## Your objective
Gather all lines with "thumb" from the records.
=======
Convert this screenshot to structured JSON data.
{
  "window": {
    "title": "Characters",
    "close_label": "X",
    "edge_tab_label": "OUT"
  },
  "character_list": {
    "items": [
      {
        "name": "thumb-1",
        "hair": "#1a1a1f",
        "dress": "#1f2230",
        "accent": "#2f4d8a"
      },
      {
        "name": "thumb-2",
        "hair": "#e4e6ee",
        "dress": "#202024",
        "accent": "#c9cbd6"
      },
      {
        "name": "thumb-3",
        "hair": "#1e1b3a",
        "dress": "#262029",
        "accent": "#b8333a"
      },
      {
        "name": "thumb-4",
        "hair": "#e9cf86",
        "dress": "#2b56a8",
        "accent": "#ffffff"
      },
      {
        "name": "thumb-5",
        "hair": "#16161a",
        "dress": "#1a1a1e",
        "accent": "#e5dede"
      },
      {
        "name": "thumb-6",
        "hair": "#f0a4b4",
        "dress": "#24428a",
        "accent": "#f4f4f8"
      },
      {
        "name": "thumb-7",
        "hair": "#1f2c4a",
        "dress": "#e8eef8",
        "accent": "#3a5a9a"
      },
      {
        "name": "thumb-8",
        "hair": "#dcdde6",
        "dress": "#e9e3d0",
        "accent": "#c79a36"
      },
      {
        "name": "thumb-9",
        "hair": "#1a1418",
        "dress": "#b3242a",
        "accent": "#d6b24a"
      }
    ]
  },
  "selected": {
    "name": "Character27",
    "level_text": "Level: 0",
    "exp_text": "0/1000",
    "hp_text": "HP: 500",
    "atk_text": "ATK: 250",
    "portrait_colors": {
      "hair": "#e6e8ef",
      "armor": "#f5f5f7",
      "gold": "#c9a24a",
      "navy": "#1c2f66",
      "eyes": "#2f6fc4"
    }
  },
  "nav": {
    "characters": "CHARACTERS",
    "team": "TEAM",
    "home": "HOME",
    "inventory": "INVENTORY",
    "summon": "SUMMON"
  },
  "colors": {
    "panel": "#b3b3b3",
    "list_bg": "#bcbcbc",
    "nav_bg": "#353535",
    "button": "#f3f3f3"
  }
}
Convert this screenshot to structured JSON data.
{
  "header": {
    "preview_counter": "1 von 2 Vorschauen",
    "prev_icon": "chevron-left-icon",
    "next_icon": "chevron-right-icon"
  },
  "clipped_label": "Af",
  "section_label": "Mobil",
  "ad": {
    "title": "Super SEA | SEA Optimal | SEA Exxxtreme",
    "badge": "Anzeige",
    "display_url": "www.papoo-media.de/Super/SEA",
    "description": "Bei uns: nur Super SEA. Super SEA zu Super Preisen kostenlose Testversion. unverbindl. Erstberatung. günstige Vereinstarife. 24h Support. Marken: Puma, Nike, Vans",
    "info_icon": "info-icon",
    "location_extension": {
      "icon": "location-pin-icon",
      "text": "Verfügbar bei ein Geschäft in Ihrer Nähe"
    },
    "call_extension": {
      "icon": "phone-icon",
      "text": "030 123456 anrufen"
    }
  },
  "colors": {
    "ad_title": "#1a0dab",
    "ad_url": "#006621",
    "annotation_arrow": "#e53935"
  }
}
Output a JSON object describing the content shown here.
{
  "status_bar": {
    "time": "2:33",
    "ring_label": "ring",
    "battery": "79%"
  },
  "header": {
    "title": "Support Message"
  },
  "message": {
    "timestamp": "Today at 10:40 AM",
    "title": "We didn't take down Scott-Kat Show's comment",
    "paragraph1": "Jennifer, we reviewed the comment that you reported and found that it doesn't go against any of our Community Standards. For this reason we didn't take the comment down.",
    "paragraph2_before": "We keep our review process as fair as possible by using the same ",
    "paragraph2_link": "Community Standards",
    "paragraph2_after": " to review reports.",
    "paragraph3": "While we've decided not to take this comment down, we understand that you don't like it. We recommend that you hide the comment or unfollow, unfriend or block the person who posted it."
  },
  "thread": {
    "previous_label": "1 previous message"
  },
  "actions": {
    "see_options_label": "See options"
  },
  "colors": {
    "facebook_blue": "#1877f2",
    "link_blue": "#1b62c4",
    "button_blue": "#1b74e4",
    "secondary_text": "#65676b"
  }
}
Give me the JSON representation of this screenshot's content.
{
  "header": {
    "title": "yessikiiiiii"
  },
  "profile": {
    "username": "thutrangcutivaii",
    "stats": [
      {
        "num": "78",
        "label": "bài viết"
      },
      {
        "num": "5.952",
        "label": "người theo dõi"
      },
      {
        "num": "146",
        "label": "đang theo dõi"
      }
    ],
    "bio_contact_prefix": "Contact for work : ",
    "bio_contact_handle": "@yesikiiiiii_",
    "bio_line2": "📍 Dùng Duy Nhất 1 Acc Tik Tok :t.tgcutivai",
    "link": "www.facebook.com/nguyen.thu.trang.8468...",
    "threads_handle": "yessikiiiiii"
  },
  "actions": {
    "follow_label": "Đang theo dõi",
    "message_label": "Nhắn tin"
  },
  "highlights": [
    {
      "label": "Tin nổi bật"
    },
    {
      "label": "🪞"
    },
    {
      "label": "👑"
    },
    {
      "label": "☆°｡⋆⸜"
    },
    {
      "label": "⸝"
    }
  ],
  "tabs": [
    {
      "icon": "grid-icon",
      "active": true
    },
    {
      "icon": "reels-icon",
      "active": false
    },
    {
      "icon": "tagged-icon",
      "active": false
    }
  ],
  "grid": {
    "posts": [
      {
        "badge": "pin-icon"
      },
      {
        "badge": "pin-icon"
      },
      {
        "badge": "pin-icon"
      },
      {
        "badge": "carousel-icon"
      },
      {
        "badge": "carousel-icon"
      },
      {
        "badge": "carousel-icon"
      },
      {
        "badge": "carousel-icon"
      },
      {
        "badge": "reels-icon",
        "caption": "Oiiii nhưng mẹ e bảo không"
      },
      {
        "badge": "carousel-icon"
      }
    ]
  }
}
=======
## Answer section
        "name": "thumb-1",
        "name": "thumb-2",
        "name": "thumb-3",
        "name": "thumb-4",
        "name": "thumb-5",
        "name": "thumb-6",
        "name": "thumb-7",
        "name": "thumb-8",
        "name": "thumb-9",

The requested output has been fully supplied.